MA: How did you two happen to develop Instantaneous Transformation?
Ariel: Shya actually came upon it first. After we got married, we had set many goals which in time we came to accomplish. We got the Park Avenue apartment in the city, we got our careers moving, the money, the friends, the stuff…. But we found that we were quite dissatisfied. We realized that the accumulation of all these things was not making us happy, so we took a pendulum swing. We sold our apartment – we sold everything – got a couple of backpacks and decided to go around the world. We eventually ended up at a meditation center in Italy and spent the better part of two years there. The last course there was six months long with the intention that everyone would become self-realized by the end. But it did not fulfill its promise. Everyone was busy working on themselves and were not particularly kind to each other. When we came back to the states, we didn’t have any money left – we had spent it all – and we ended up in California borrowing a car from my parents. One of the main leaders of the meditation center in Italy had come to LA at that time and we considered a cycle of working on ourselves all over again. We knew that if we did that, though, it was going to be another round of really picking on ourselves and we were still raw from having already done that for months and months. It’s kind of like getting your arm whacked every day. Anyway, one day Shya was walking up a hill and he turned to me and said, “That is it. I am done working on myself. I am self-realized.” And I said, “You can’t say that! People will get angry with you!” However, he stopped picking on himself in that moment and within a day or two, I recognized the difference in him because he was no longer picking on me as well. It was remarkable! And people who knew us, who had gone through all the different modalities with us, noticed the change and asked, “What are you two doing? Can we come?” We told them we weren’t doing anything at all – that we had actually stopped doing things. They wanted to know more about how we had changed and that was the beginning of our workshops.

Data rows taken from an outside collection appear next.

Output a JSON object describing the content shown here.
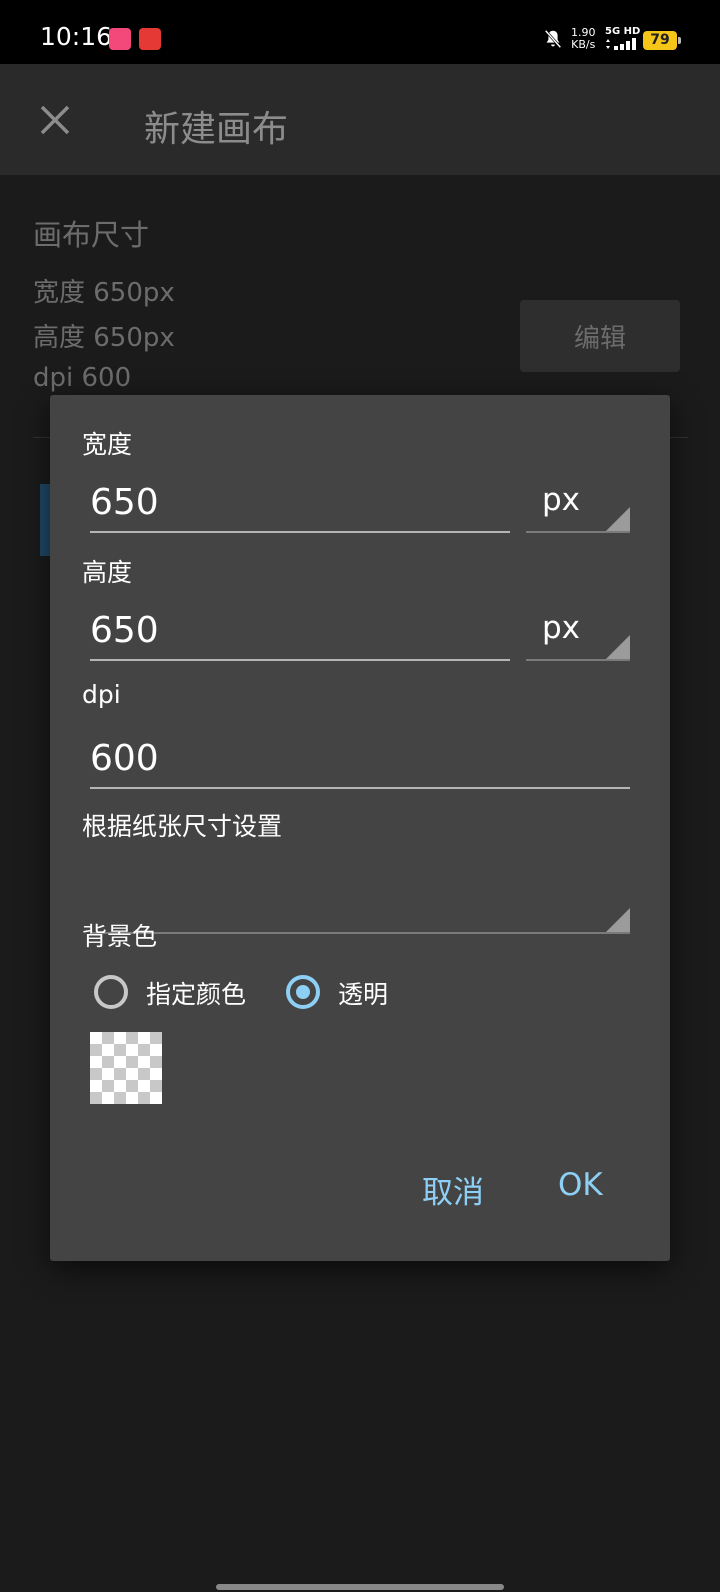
{
  "status_bar": {
    "time": "10:16",
    "speed_value": "1.90",
    "speed_unit": "KB/s",
    "network": "5G HD",
    "battery": "79",
    "battery_color": "#f5c518"
  },
  "app_bar": {
    "title": "新建画布",
    "close_icon": "close-icon"
  },
  "background": {
    "section_title": "画布尺寸",
    "width_line": "宽度 650px",
    "height_line": "高度 650px",
    "dpi_line": "dpi 600",
    "edit_label": "编辑"
  },
  "dialog": {
    "width": {
      "label": "宽度",
      "value": "650",
      "unit": "px"
    },
    "height": {
      "label": "高度",
      "value": "650",
      "unit": "px"
    },
    "dpi": {
      "label": "dpi",
      "value": "600"
    },
    "paper_size": {
      "label": "根据纸张尺寸设置",
      "value": ""
    },
    "background": {
      "label": "背景色",
      "options": [
        {
          "label": "指定颜色",
          "selected": false
        },
        {
          "label": "透明",
          "selected": true
        }
      ]
    },
    "cancel_label": "取消",
    "ok_label": "OK",
    "accent_color": "#8ed0f5"
  }
}
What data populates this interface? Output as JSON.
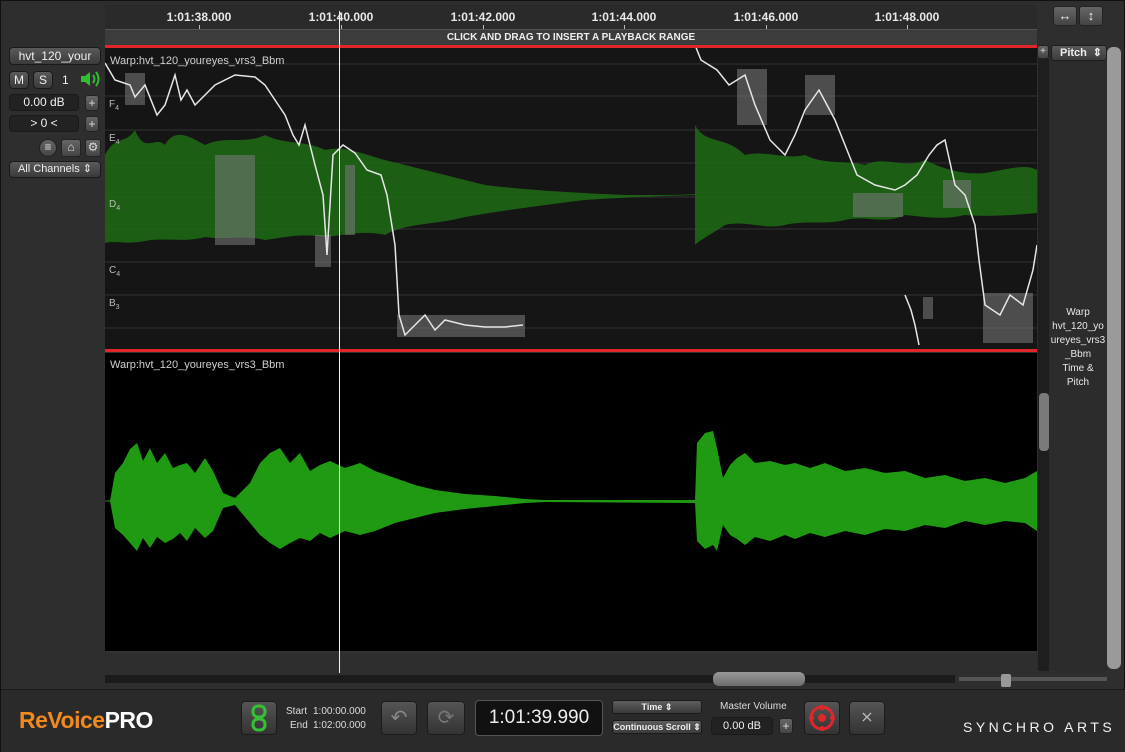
{
  "app": {
    "title": "ReVoice PRO",
    "logo_left": "ReVoice",
    "logo_right": "PRO",
    "brand_right": "SYNCHRO ARTS"
  },
  "ruler": {
    "ticks": [
      "1:01:38.000",
      "1:01:40.000",
      "1:01:42.000",
      "1:01:44.000",
      "1:01:46.000",
      "1:01:48.000"
    ],
    "hint": "CLICK AND DRAG TO INSERT A PLAYBACK RANGE"
  },
  "track": {
    "name": "hvt_120_your",
    "mute_label": "M",
    "solo_label": "S",
    "track_number": "1",
    "gain": "0.00 dB",
    "pan": "> 0 <",
    "channels": "All Channels"
  },
  "panes": {
    "pitch_label": "Warp:hvt_120_youreyes_vrs3_Bbm",
    "wave_label": "Warp:hvt_120_youreyes_vrs3_Bbm",
    "notes": [
      {
        "name": "F",
        "octave": "4"
      },
      {
        "name": "E",
        "octave": "4"
      },
      {
        "name": "D",
        "octave": "4"
      },
      {
        "name": "C",
        "octave": "4"
      },
      {
        "name": "B",
        "octave": "3"
      }
    ]
  },
  "right_panel": {
    "view_select": "Pitch",
    "desc_lines": [
      "Warp",
      "hvt_120_yo",
      "ureyes_vrs3",
      "_Bbm",
      "Time &",
      "Pitch"
    ]
  },
  "transport": {
    "start_label": "Start",
    "start_value": "1:00:00.000",
    "end_label": "End",
    "end_value": "1:02:00.000",
    "timecode": "1:01:39.990",
    "time_mode": "Time",
    "scroll_mode": "Continuous Scroll",
    "master_volume_label": "Master Volume",
    "master_volume": "0.00 dB"
  },
  "colors": {
    "accent": "#f08a1d",
    "wave": "#1f9a12",
    "redline": "#e0262a",
    "link_green": "#36c036"
  },
  "icons": [
    "expand-horizontal-icon",
    "expand-vertical-icon",
    "speaker-icon",
    "adjust-icon",
    "lock-icon",
    "gear-icon",
    "link-icon",
    "undo-icon",
    "loop-icon",
    "process-icon",
    "clear-icon"
  ]
}
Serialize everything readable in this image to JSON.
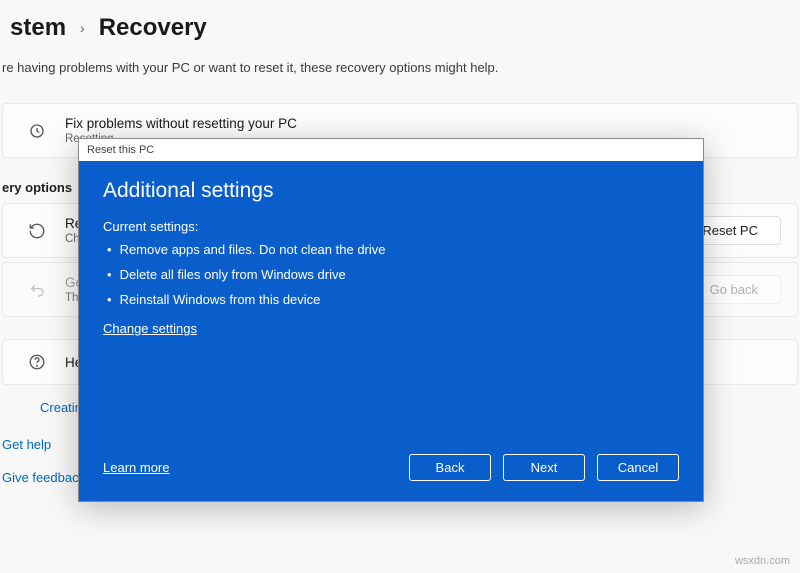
{
  "breadcrumb": {
    "parent_fragment": "stem",
    "current": "Recovery"
  },
  "subtitle_fragment": "re having problems with your PC or want to reset it, these recovery options might help.",
  "cards": {
    "fix": {
      "title": "Fix problems without resetting your PC",
      "sub": "Resetting"
    },
    "reset": {
      "title": "Reset th",
      "sub": "Choose to",
      "action": "Reset PC"
    },
    "goback": {
      "title": "Go back",
      "sub": "This optio",
      "action": "Go back"
    },
    "help": {
      "title": "Help wit"
    }
  },
  "section_label": "ery options",
  "links": {
    "creating": "Creating",
    "get_help": "Get help",
    "give_feedback": "Give feedback"
  },
  "modal": {
    "titlebar": "Reset this PC",
    "heading": "Additional settings",
    "subheading": "Current settings:",
    "bullets": [
      "Remove apps and files. Do not clean the drive",
      "Delete all files only from Windows drive",
      "Reinstall Windows from this device"
    ],
    "change": "Change settings",
    "learn": "Learn more",
    "buttons": {
      "back": "Back",
      "next": "Next",
      "cancel": "Cancel"
    }
  },
  "watermark": "wsxdn.com"
}
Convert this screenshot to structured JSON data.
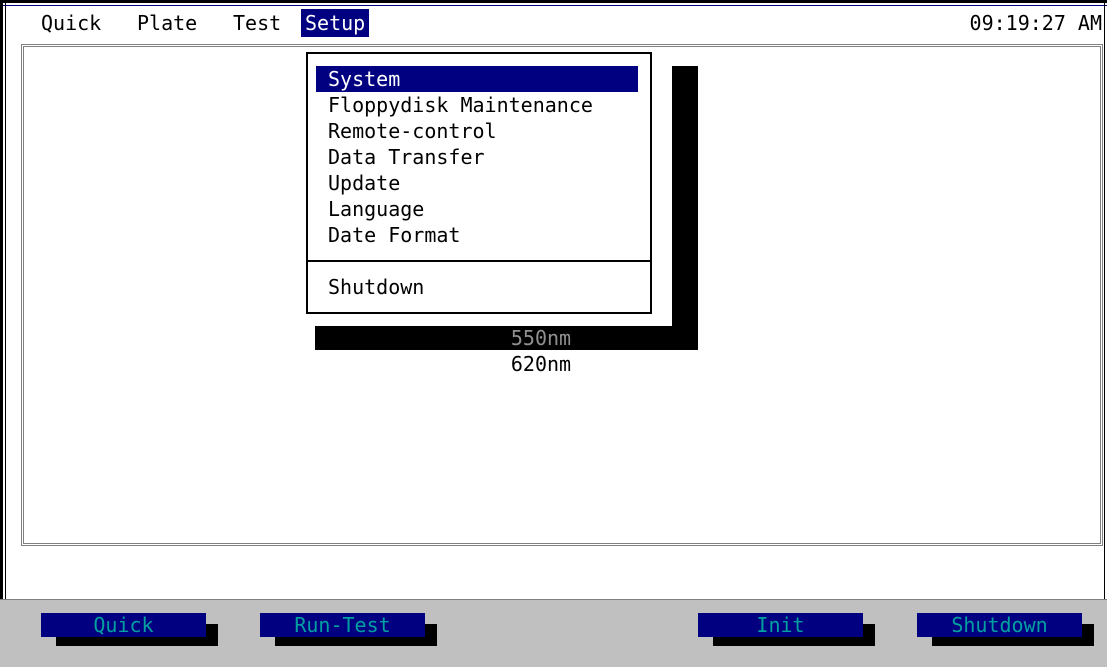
{
  "menubar": {
    "items": [
      {
        "label": "Quick",
        "active": false
      },
      {
        "label": "Plate",
        "active": false
      },
      {
        "label": "Test",
        "active": false
      },
      {
        "label": "Setup",
        "active": true
      }
    ],
    "clock": "09:19:27 AM"
  },
  "setup_menu": {
    "items": [
      {
        "label": "System",
        "selected": true
      },
      {
        "label": "Floppydisk Maintenance",
        "selected": false
      },
      {
        "label": "Remote-control",
        "selected": false
      },
      {
        "label": "Data Transfer",
        "selected": false
      },
      {
        "label": "Update",
        "selected": false
      },
      {
        "label": "Language",
        "selected": false
      },
      {
        "label": "Date Format",
        "selected": false
      }
    ],
    "footer_item": "Shutdown"
  },
  "filters": {
    "items": [
      "550nm",
      "620nm"
    ]
  },
  "footer": {
    "buttons": [
      "Quick",
      "Run-Test",
      "Init",
      "Shutdown"
    ]
  },
  "colors": {
    "highlight": "#000080",
    "footer_text": "#00a0a0",
    "footer_bg": "#c0c0c0"
  }
}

Shya: I had known the first principle for a long time but knowing it and actually living it are two different things. My own personal interest in all of this started back in 1963 when I was 22 years old. I had taken a substance that was legal at the time and walked the streets of New York without that little voice in my head for about 8 hours. All of a sudden, this loud wrangling went on it my head complaining about everything and finding fault with everything. And I said to myself, “What is this?” Then I realized that was what I had lived with for the first 22 years of my life – that complaining in my head. From that point on, I devoted myself to trying to find a way to get back to that experience of living my life quietly, directly, without fighting myself or trying to live up to my own or other people’s expectations. I took every workshop that came along. However, none of them actually produced enlightenment. It’s just what I did until enlightenment happened to me.